A graduation ceremony is an event where the commencement speaker tells thousands of students dressed in identical caps and gowns that “individuality” is the key to success.
– Robert Orben
Saturday evening, I listened to the salutatorian, valedictorian and student-selected faculty addresses at my sister Kirstie’s graduation.
The final speech from retiring physical education teacher, Mr. Butcher, made me want to get into an argument.
Though it wasn’t all particularly moving, the rhetoric of each of the preceding speakers hadn’t made me want to argue with any of them.
“Don’t ever fool yourself into thinking that life is not a competition,” Mr. Butcher told my sister and her class.
He went on to explain their competitors would always be waiting for them to make excuses for why they failed. Their employers, though, wouldn’t care how or why the failed.

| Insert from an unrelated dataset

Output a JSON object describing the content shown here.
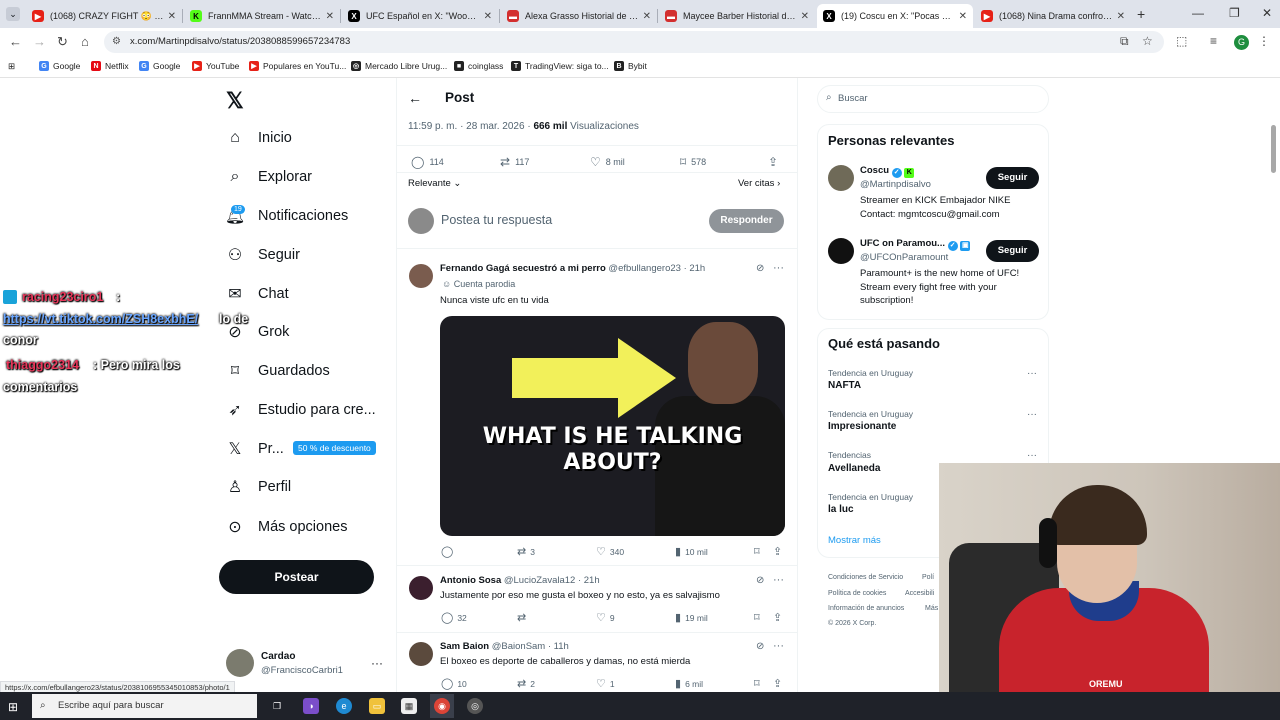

I got the feeling that Mr. Butcher took a hard-line approach in his teaching. I’ve known and been taught by several iterations of Mr. Butcher. Maybe you have as well.
I don’t dislike Mr. Butcher.
I disagree with him.
I don’t want to call him names.
I want to ask him questions.
I don’t want to compete with him.
I want to engage him.
I don’t see life as a competition. Further, I’m not preparing my students to compete. Perhaps I am, but without the goal of competition.
Either way, Mr. Butcher and I differ in our pedagogies.
Though highly unlikely, if Mr. Butcher and I were to meet someday, there’d be many conversations worth having.
Retiring this year after 30+ years of teaching, he has more first person historical knowledge of teaching than most people I know. I’d enjoy learning with him.
Mr. Butcher’s speech and my disagreement with it also led me to think of the 140 Characters Conference next week in New York.
The tagline for the conference, “the state of now” excites me in the same way my mind starts churning when Chris writes about building modern schools. I like the idea of knowing where we are now.
We spend so much time talking forward and backward about then, that now gets little attention.
I wish I could be in the room at the conference next week.
Mr. Butcher’s speech highlighted the difference of my now and his now. My now is wrapped in learning with students toward the possibilities or interdependence and collaboration. Mr. Butcher’s now is one of competition and winners and losers. Both really, both felt passionately, both at odds with one another.
In the same way I wish I could sit for an hour and record a conversation with Mr. Butcher, I wish I could track the differences and similarities of the perceptions of nows that take the stage at the 140 Characters Conference.
I wonder if they would be so similarly different.